moved for leave to introduce Bill C-390, an act to amend the Employment Insurance Act (increase of benefits).

Mr. Speaker, it is an honour to table this bill. As the House knows, the government has stolen billions of dollars from hard working Canadians. Basically, much of it has ended up in a slush fund.

Employment Insurance Act
Routine Proceedings

12:10 p.m.

The Speaker

I remind the hon. member that suggesting that government steals money is not in order. He is introducing a bill. He will want to restrain himself in his choice of words.

Employment Insurance Act
Routine Proceedings

12:10 p.m.

Conservative

Inky Mark Dauphin—Swan River, MB

Mr. Speaker, I do retract the word stolen. The government probably misplaced it.

Unfortunately, the EI plan is supposed to be insurance. What ended up happening was the government overtaxed hard-working Canadians.

This bill will rectify that and give more money back to hard-working Canadians.

(Motions deemed adopted, bill read the first time and printed)

Heritage Hunting and Fishing Protection Act
Routine Proceedings

12:15 p.m.

Conservative

Inky Mark Dauphin—Swan River, MB

moved for leave to introduce Bill C-391, an act to recognize and protect Canada's hunting and fishing heritage.

Mr. Speaker, this bill should have been introduced in the House probably 20 years ago.

On the issue of recognition, hunting and fishing has been a long tradition of this country for all Canadians, for those who came here before the Europeans. Under the government we will no longer have hunting or fishing if we keep going down the path we are going right now.
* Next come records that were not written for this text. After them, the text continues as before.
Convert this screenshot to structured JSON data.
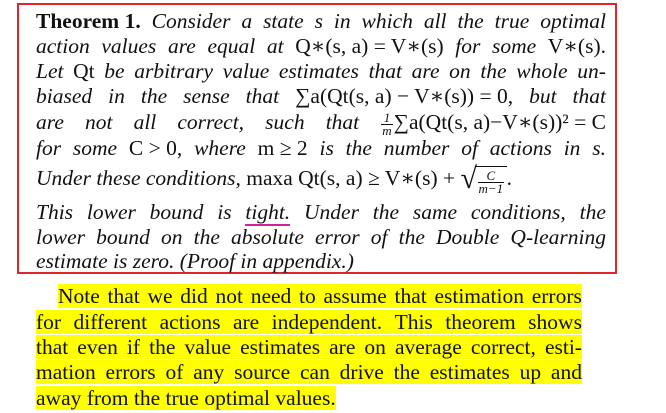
{
  "highlight_color": "#ffff00",
  "box_color": "#e0242c",
  "underline_color": "#d020a0",
  "theorem": {
    "heading": "Theorem 1.",
    "lines": [
      [
        "Consider",
        "a",
        "state",
        "s",
        "in",
        "which",
        "all",
        "the",
        "true",
        "optimal"
      ],
      [
        "action",
        "values",
        "are",
        "equal",
        "at",
        "Q∗(s, a) = V∗(s)",
        "for",
        "some",
        "V∗(s)."
      ],
      [
        "Let",
        "Qt",
        "be",
        "arbitrary",
        "value",
        "estimates",
        "that",
        "are",
        "on",
        "the",
        "whole",
        "un-"
      ],
      [
        "biased",
        "in",
        "the",
        "sense",
        "that",
        "∑a(Qt(s, a) − V∗(s)) = 0,",
        "but",
        "that"
      ],
      [
        "are",
        "not",
        "all",
        "correct,",
        "such",
        "that",
        "∑a(Qt(s, a)−V∗(s))² = C"
      ],
      [
        "for",
        "some",
        "C > 0,",
        "where",
        "m ≥ 2",
        "is",
        "the",
        "number",
        "of",
        "actions",
        "in",
        "s."
      ],
      [
        "Under",
        "these",
        "conditions,",
        "maxa Qt(s, a) ≥ V∗(s) +"
      ],
      [
        "This",
        "lower",
        "bound",
        "is",
        "tight.",
        "Under",
        "the",
        "same",
        "conditions,",
        "the"
      ],
      [
        "lower",
        "bound",
        "on",
        "the",
        "absolute",
        "error",
        "of",
        "the",
        "Double",
        "Q-learning"
      ],
      [
        "estimate is zero. (Proof in appendix.)"
      ]
    ],
    "frac_1_num": "1",
    "frac_1_den": "m",
    "sqrt_num": "C",
    "sqrt_den": "m−1",
    "sqrt_tail": ".",
    "tight_word": "tight"
  },
  "paragraph": {
    "lines": [
      [
        "Note",
        "that",
        "we",
        "did",
        "not",
        "need",
        "to",
        "assume",
        "that",
        "estimation",
        "errors"
      ],
      [
        "for",
        "different",
        "actions",
        "are",
        "independent.",
        "This",
        "theorem",
        "shows"
      ],
      [
        "that",
        "even",
        "if",
        "the",
        "value",
        "estimates",
        "are",
        "on",
        "average",
        "correct,",
        "esti-"
      ],
      [
        "mation",
        "errors",
        "of",
        "any",
        "source",
        "can",
        "drive",
        "the",
        "estimates",
        "up",
        "and"
      ],
      [
        "away from the true optimal values."
      ]
    ]
  }
}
It is a great honour and I look forward to passing this bill in the House.

(Motions deemed adopted, bill read the first time and printed)